#### WORK REQUIRED:
Report each line from the listing that the string "arrow" appears in.

#### DATA EXCERPTS:
☆ ☆ ☆ ☆ ☆ ☆ ☆

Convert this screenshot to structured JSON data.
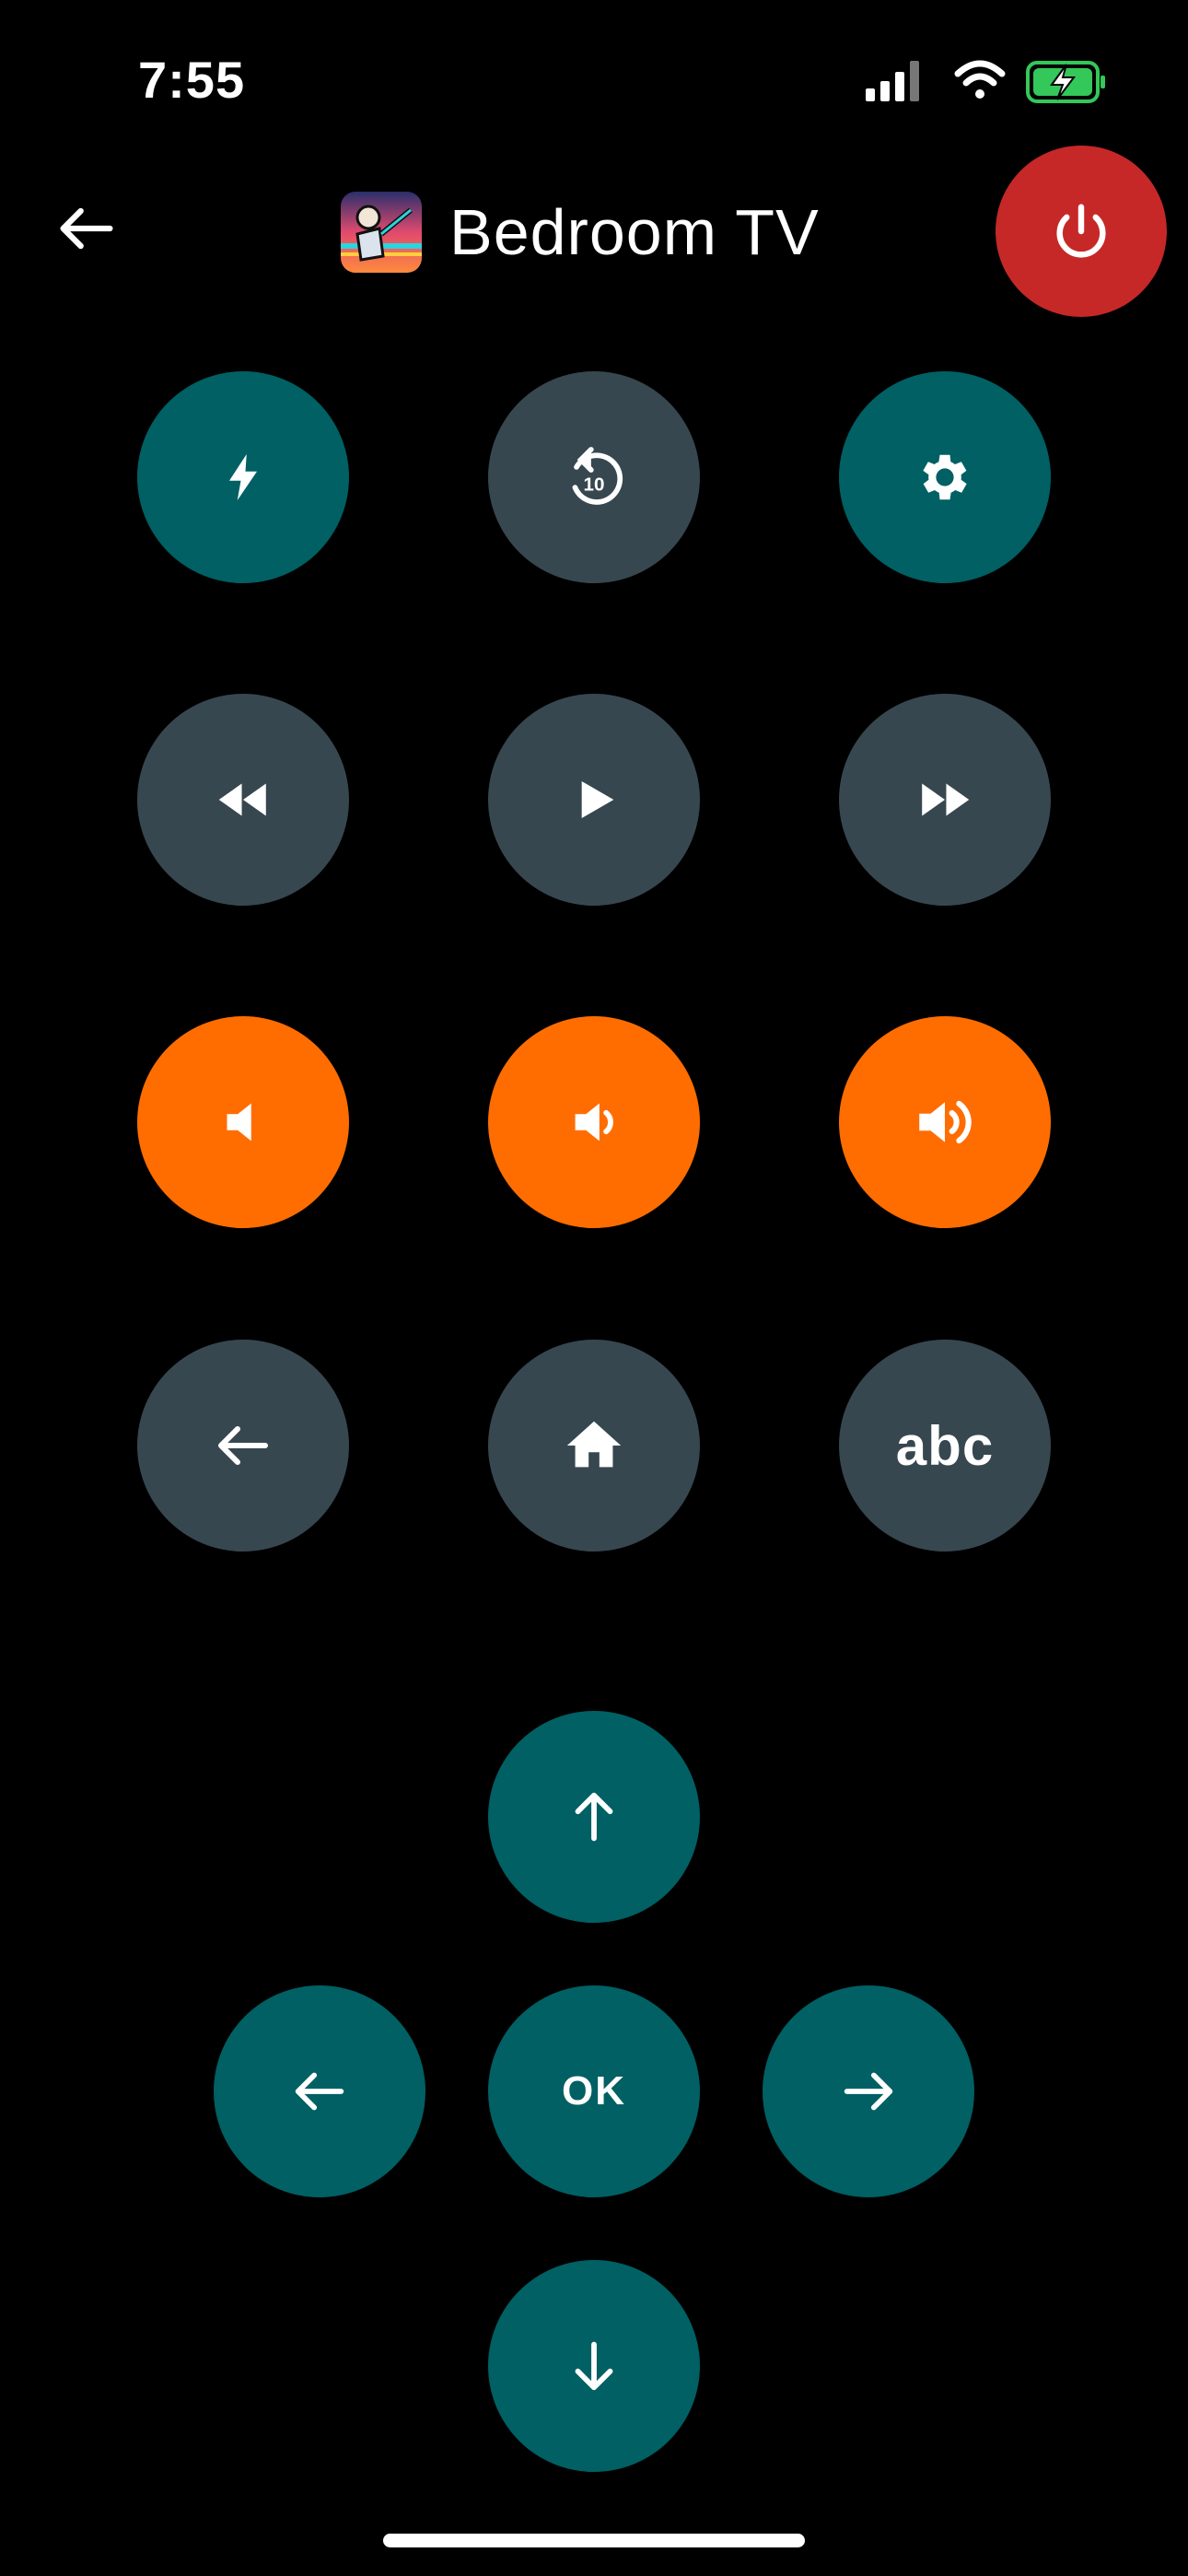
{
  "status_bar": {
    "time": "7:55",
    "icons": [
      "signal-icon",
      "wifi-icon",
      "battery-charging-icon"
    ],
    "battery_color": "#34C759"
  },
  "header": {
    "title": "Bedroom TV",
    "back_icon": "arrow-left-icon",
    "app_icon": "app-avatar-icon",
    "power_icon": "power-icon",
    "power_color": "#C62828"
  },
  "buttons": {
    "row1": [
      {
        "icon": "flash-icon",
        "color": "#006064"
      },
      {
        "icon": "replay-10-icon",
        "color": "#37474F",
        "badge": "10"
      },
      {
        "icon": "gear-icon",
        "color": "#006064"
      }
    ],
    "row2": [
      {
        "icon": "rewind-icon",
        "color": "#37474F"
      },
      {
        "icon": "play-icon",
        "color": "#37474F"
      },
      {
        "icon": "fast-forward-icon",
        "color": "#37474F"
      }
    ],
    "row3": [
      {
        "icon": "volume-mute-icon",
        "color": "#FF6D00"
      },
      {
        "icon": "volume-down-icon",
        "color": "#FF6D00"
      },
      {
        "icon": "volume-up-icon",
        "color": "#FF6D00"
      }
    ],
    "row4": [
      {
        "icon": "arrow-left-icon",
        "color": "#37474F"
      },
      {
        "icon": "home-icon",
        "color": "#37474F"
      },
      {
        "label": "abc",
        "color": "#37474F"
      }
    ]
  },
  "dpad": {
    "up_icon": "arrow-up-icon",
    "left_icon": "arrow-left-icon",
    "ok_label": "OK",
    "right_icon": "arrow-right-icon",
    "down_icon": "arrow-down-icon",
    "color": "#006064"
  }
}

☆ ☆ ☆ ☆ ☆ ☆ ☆

#### THE COMPLETED TASK:
    "back_icon": "arrow-left-icon",
        "icon": "arrow-left-icon",
    "up_icon": "arrow-up-icon",
    "left_icon": "arrow-left-icon",
    "right_icon": "arrow-right-icon",
    "down_icon": "arrow-down-icon",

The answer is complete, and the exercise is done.